However, building semiconducting nanostructures directly onto pristine graphene for practical applications, without impairing its electrical and structural properties, has been challenging due to graphene’s stable and inert sp2-hybrid structure. We used a series of polymer coatings to modify its properties.5 This allowed us to bond a layer of ZnO nanowires to it, and then an overlay material that absorbs light, either PbS quantum dots or P3HT. Despite these modifications, graphene’s innate properties remained intact.
Our most recent work demonstrates graphene-cathode-based hybrid solar cells (see Figure 1) using two different photoactive materials, PbS quantum dots and P3HT, with AM1.5G (a standard illumination test) power conversion efficiencies of 4.2 and 0.5%, respectively. Our method for fabricating semiconducting nanostructures onto graphene, through a process of interface engineering, preserves graphene’s structural and electrical properties. This makes it a viable replacement for ITO in various PV device configurations, which opens up a wide range of opportunities for the development of flexible PV devices. Moreover, this structure can also be applied to a variety of nanoelectronic devices, such as LEDs.
In summary, we have described the design of organic/inorganic hybrid solar cells that offer a range of attractive characteristics, including enhanced conversion efficiencies.
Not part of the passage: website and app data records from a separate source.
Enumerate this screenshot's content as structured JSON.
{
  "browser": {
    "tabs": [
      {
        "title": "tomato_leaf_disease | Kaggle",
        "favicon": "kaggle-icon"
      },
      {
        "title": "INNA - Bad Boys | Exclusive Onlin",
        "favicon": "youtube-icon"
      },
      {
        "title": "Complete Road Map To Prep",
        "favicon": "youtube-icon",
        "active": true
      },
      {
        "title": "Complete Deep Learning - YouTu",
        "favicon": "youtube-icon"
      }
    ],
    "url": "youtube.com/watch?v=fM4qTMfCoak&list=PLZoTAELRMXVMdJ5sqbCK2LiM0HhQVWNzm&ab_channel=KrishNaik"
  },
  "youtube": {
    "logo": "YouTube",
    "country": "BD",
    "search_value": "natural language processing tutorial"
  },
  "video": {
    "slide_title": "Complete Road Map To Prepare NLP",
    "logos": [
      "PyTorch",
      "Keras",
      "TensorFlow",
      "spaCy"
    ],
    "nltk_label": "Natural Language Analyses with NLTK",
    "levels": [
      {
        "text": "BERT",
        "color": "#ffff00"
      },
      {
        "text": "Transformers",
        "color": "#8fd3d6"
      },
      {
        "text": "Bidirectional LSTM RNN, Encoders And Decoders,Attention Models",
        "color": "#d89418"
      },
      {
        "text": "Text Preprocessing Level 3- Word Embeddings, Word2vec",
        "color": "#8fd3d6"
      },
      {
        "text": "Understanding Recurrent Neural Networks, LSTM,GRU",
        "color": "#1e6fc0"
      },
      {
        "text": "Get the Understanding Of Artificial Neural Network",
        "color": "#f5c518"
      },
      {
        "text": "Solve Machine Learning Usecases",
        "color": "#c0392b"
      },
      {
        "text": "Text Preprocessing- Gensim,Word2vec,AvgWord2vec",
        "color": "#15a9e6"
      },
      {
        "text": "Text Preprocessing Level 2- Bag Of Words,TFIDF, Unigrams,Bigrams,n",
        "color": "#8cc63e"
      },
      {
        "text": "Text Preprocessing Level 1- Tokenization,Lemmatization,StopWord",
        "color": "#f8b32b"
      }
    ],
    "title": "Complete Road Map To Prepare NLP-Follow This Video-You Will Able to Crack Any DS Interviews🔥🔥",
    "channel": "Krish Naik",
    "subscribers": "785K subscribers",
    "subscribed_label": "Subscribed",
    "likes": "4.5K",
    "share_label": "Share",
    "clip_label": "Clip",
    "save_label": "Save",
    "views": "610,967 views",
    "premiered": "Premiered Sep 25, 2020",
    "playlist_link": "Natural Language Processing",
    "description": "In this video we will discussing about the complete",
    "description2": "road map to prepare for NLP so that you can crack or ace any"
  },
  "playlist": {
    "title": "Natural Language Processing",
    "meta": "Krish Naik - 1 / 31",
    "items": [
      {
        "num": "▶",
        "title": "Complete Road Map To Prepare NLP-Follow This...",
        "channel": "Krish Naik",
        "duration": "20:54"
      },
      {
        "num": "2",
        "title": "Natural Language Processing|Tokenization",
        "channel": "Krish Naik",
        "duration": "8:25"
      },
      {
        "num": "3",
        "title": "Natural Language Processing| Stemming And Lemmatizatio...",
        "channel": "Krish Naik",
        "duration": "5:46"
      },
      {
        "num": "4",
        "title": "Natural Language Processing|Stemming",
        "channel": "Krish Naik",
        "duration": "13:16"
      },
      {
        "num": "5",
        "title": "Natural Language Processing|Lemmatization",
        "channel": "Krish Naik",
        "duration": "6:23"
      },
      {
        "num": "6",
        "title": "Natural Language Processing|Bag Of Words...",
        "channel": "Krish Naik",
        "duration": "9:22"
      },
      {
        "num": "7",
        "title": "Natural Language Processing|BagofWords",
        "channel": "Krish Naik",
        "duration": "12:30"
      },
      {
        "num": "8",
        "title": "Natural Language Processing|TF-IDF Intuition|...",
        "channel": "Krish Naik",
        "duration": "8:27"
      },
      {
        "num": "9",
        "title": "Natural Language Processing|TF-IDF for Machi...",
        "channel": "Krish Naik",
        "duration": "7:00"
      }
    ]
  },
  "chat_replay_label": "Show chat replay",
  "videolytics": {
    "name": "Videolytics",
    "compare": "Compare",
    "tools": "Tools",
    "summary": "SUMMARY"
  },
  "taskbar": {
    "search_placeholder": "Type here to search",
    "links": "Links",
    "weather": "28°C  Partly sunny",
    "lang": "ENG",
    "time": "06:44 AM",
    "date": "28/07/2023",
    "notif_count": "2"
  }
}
We are currently investigating other graphene-electrode-based and solution-processable flexible PV systems with the goal of achieving device performance comparable or superior to that of conventional counterparts.
Massachusetts Institute of Technology
Silvija Gradečak obtained her PhD in physics from the Swiss Federal Institute of Technology in Lausanne (2003) and was subsequently appointed a postdoctoral research fellow at Harvard University. She joined the Massachusetts Institute of Technology in September 2006, where she is currently the Thomas Lord Associate Professor of Materials Science and Engineering.
3. S. Ren, M. Bernardi, R. R. Lunt, V. Bulovic, J. C. Grossman, S. Gradečak, Towards efficient carbon nanotube/P3HT solar cells: active layer morphology, electrical, and optical properties, Nano Lett. 11, p. 5316, 2011.
1. S. Ren, N. Zhao, S. Crawford, M. Tambe, V. Bulovic, S. Gradečak, Heterojunction photovoltaics using GaAs nanowires and conjugated polymers, Nano Lett. 11, p. 408, 2011.2. S. Ren, L.-Y. Chang, S. K. Lim, J. Zhao, M. Smith, N. Zhao, V. Bulovic, M. Bawendi, S. Gradečak, Inorganic-organic hybrid solar cell: bridging quantum dots to conjugated polymer nanowires, Nano Lett. 11, p. 3998, 2011.4. J. Jean, S. Chang, P. R. Brown, J. J. Cheng, P. H. Rekemeyer, M. G. Bawendi, S. Gradečak, V. Bulovic, Nanowire arrays for enhanced photocurrent in quantum dot solar cells, Adv. Mater. 25, p. 2790, 2013.5. H. Park, S. Chang, J. Jean, J. J. Cheng, P. T. Araujo, M. Wang, M. Bawendi, M. S. Dresselhaus, V. Bulovic, J. Kong, S. Gradečak, Graphene cathode-based ZnO nanowire hybrid solar cells, Nano Lett. 13, p. 233, 2013. Figure 1. Illustration showing the layered structure of the new solar device, starting with a flexible layer of graphene. A layer of polymer is bonded to that, and then a layer of zinc oxide nanowires (shown in magenta), and finally a layer of a material that can extract energy from sunlight, such as quantum dots or a polymer-based material.